DSP / Audio / Video Level

This level is best suited to high-performance power-efficient but specialist Compute workloads. 128 GPRs, FPRs and CR Fields are all required, as is element-width overrides to allow data processing down to the 8-bit level. SUBVL support (Sub-Vector vec2/3/4) is also required, as is Pack/Unpack EXTRA format (helps with Pixel and Audio Stream Structured data)

All SVP64 Modes must be implemented in hardware: Saturation in particular is a necessity for Audio DSP work. Reduction as well to assist with Audio/Video.

It is not mandatory for this Level to have DCT/FFT REMAP Capability in hardware but due to the high prevalence of DCT and FFT in Audio, Video and DSP workloads it is strongly recommended. Matrix (Dimensional) REMAP and Swizzle may also be useful to help with 24-bit (3 byte) Structured Audio Streams and are also recommended but not mandatory.

High-end DSP

In this Compliancy Level the benefits of the Offset and Index REMAP subsystem becomes worth its hardware cost. In lower-performing DSP and A/V workloads it is not.

3D / Advanced / Supercomputing

This Compliancy Level is for highest performance and energy efficiency. All aspects of SVP64 must be entirely implemented, in full, in Hardware. How that is achieved is entirely at the discretion of the implementor: there are no hard requirements of any kind on the level of performance, just as there are none in the Vulkan(TM) Specification.

Throughout the SV Specification however there are hints to Micro-Architects: byte-level write-enable lines on Register Files is strongly recommended, for example, in order to avoid unnecessary Read-Modify-Write cycles and additional Register Hazard Dependencies on fine-grained (8/16/32-bit) operations. Just as with SRAMs multiple write-enable lines may be raised to update higher-width elements.


Assuming that hardware implements scalar operations only, and implements predication but not elwidth overrides:

setvli r0, 4            # sets VL equal to 4
sv.addi r5, r0, 1       # raises an 0x700 trap
setvli r0, 1            # sets VL equal to 1
sv.addi r5, r0, 1       # gets executed by hardware
sv.addi/ew=8 r5, r0, 1  # raises an 0x700 trap
sv.ori/sm=EQ r5, r0, 1  # executed by hardware

The first sv.addi raises an illegal instruction trap because VL has been set to 4, and this is not supported. Likewise elwidth overrides if requested always raise illegal instruction traps.

Such an implementation would qualify for the "Ultra-Embedded" SV Level.
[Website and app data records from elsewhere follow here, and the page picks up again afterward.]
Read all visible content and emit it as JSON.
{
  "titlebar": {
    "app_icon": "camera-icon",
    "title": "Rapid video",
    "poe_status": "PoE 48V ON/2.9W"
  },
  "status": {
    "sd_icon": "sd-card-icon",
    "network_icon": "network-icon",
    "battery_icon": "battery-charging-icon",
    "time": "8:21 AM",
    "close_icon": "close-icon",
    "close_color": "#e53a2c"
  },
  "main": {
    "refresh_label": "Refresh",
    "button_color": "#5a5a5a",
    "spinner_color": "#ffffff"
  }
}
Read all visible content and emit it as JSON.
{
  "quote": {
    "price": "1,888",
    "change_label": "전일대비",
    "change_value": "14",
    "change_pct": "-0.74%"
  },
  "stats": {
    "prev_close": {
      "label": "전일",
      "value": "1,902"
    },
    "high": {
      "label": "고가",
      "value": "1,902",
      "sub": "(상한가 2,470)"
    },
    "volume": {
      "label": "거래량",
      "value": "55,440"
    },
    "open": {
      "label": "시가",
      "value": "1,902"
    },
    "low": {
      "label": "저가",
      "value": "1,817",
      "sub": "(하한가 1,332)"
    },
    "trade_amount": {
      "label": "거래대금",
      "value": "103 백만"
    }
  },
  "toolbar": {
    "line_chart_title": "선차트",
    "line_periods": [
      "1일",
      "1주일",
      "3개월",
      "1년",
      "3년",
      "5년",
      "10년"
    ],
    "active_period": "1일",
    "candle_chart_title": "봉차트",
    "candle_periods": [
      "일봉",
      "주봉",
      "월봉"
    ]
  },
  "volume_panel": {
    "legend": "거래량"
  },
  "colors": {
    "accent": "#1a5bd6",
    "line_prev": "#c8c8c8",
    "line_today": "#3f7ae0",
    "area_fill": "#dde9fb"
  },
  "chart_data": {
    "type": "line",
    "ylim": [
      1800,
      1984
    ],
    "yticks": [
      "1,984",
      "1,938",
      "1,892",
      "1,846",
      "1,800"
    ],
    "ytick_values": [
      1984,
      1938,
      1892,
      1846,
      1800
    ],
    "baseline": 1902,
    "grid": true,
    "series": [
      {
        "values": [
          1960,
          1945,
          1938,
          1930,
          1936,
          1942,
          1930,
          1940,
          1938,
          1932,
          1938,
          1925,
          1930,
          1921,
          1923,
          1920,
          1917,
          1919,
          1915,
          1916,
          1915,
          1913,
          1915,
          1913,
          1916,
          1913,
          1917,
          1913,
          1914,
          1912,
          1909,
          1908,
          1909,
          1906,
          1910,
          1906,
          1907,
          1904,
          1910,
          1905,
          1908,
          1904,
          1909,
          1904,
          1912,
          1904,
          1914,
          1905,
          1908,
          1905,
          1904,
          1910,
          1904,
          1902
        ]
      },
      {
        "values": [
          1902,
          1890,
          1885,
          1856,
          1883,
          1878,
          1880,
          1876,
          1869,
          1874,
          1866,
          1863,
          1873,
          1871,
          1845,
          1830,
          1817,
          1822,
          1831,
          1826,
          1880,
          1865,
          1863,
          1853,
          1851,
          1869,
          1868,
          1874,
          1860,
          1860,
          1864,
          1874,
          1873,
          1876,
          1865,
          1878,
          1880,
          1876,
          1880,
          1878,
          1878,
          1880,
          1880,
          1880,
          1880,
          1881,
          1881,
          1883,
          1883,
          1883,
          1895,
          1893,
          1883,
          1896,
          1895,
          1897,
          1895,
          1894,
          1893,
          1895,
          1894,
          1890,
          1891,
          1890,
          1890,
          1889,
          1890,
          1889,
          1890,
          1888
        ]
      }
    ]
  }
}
It would not qualify for the "Embedded" level because when VL=4 an Illegal Exception is raised, and the Embedded Level requires full VL Loop support in hardware.